Dataset excerpts:
────────
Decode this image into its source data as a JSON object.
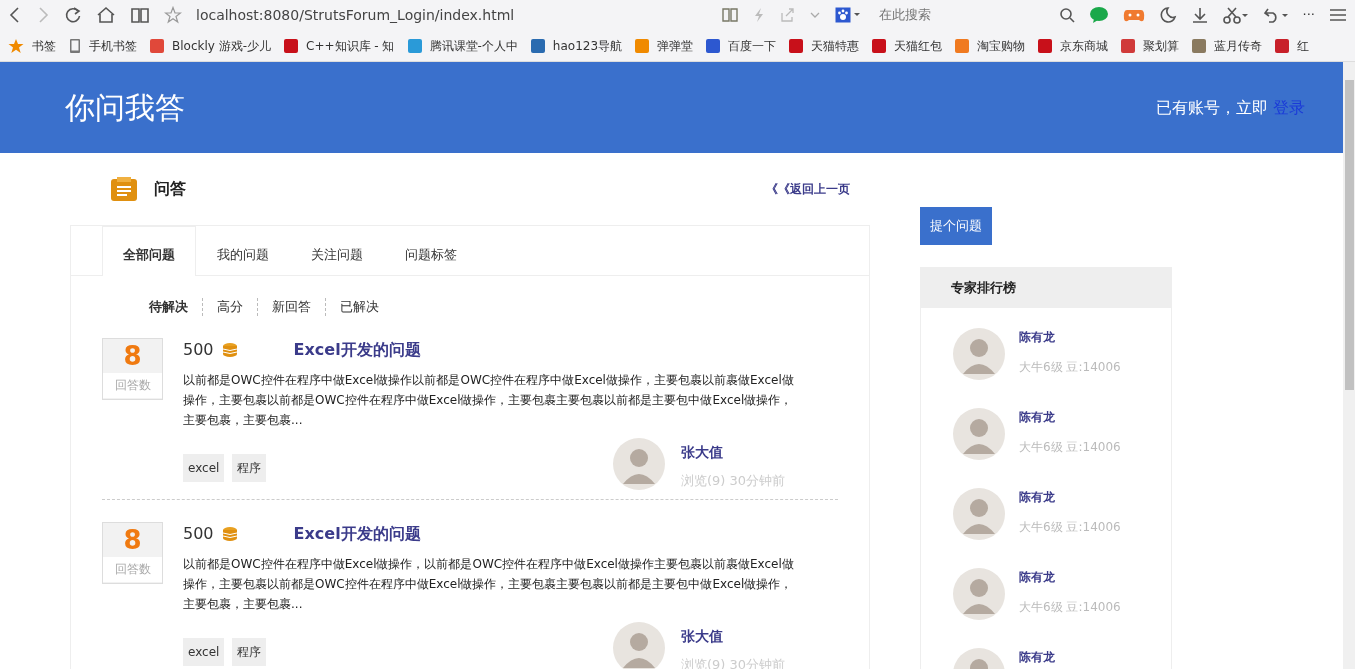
{
  "browser": {
    "url": "localhost:8080/StrutsForum_Login/index.html",
    "search": {
      "placeholder": "在此搜索"
    },
    "more": "···",
    "bookmarks": [
      {
        "label": "书签",
        "kind": "star",
        "color": "#f08a00"
      },
      {
        "label": "手机书签",
        "kind": "phone",
        "color": "#777777"
      },
      {
        "label": "Blockly 游戏-少儿",
        "kind": "logo",
        "color": "#e0483a"
      },
      {
        "label": "C++知识库 - 知",
        "kind": "logo",
        "color": "#c8101a"
      },
      {
        "label": "腾讯课堂-个人中",
        "kind": "logo",
        "color": "#2a9ad8"
      },
      {
        "label": "hao123导航",
        "kind": "logo",
        "color": "#2a6bb0"
      },
      {
        "label": "弹弹堂",
        "kind": "logo",
        "color": "#f08a00"
      },
      {
        "label": "百度一下",
        "kind": "logo",
        "color": "#2d58d0"
      },
      {
        "label": "天猫特惠",
        "kind": "logo",
        "color": "#c8101a"
      },
      {
        "label": "天猫红包",
        "kind": "logo",
        "color": "#c8101a"
      },
      {
        "label": "淘宝购物",
        "kind": "logo",
        "color": "#f07a20"
      },
      {
        "label": "京东商城",
        "kind": "logo",
        "color": "#c8101a"
      },
      {
        "label": "聚划算",
        "kind": "logo",
        "color": "#d03a3a"
      },
      {
        "label": "蓝月传奇",
        "kind": "logo",
        "color": "#8a7a60"
      },
      {
        "label": "红",
        "kind": "logo",
        "color": "#c8202a"
      }
    ]
  },
  "header": {
    "logo": "你问我答",
    "login_prompt": "已有账号，立即",
    "login_link": "登录"
  },
  "section": {
    "title": "问答",
    "back_link": "《《返回上一页"
  },
  "tabs": [
    {
      "label": "全部问题",
      "selected": true
    },
    {
      "label": "我的问题",
      "selected": false
    },
    {
      "label": "关注问题",
      "selected": false
    },
    {
      "label": "问题标签",
      "selected": false
    }
  ],
  "filters": [
    {
      "label": "待解决",
      "selected": true
    },
    {
      "label": "高分",
      "selected": false
    },
    {
      "label": "新回答",
      "selected": false
    },
    {
      "label": "已解决",
      "selected": false
    }
  ],
  "questions": [
    {
      "answers": "8",
      "answers_label": "回答数",
      "points": "500",
      "title": "Excel开发的问题",
      "excerpt": "以前都是OWC控件在程序中做Excel做操作以前都是OWC控件在程序中做Excel做操作，主要包裹以前裹做Excel做操作，主要包裹以前都是OWC控件在程序中做Excel做操作，主要包裹主要包裹以前都是主要包中做Excel做操作，主要包裹，主要包裹...",
      "tags": [
        "excel",
        "程序"
      ],
      "author": "张大值",
      "meta": "浏览(9) 30分钟前"
    },
    {
      "answers": "8",
      "answers_label": "回答数",
      "points": "500",
      "title": "Excel开发的问题",
      "excerpt": "以前都是OWC控件在程序中做Excel做操作，以前都是OWC控件在程序中做Excel做操作主要包裹以前裹做Excel做操作，主要包裹以前都是OWC控件在程序中做Excel做操作，主要包裹主要包裹以前都是主要包中做Excel做操作，主要包裹，主要包裹...",
      "tags": [
        "excel",
        "程序"
      ],
      "author": "张大值",
      "meta": "浏览(9) 30分钟前"
    }
  ],
  "sidebar": {
    "ask_button": "提个问题",
    "ranking_title": "专家排行榜",
    "experts": [
      {
        "name": "陈有龙",
        "meta": "大牛6级 豆:14006"
      },
      {
        "name": "陈有龙",
        "meta": "大牛6级 豆:14006"
      },
      {
        "name": "陈有龙",
        "meta": "大牛6级 豆:14006"
      },
      {
        "name": "陈有龙",
        "meta": "大牛6级 豆:14006"
      },
      {
        "name": "陈有龙"
      }
    ]
  }
}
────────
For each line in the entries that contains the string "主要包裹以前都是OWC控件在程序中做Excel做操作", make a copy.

■ THE ANSWER ■
      "excerpt": "以前都是OWC控件在程序中做Excel做操作以前都是OWC控件在程序中做Excel做操作，主要包裹以前裹做Excel做操作，主要包裹以前都是OWC控件在程序中做Excel做操作，主要包裹主要包裹以前都是主要包中做Excel做操作，主要包裹，主要包裹...",
      "excerpt": "以前都是OWC控件在程序中做Excel做操作，以前都是OWC控件在程序中做Excel做操作主要包裹以前裹做Excel做操作，主要包裹以前都是OWC控件在程序中做Excel做操作，主要包裹主要包裹以前都是主要包中做Excel做操作，主要包裹，主要包裹...",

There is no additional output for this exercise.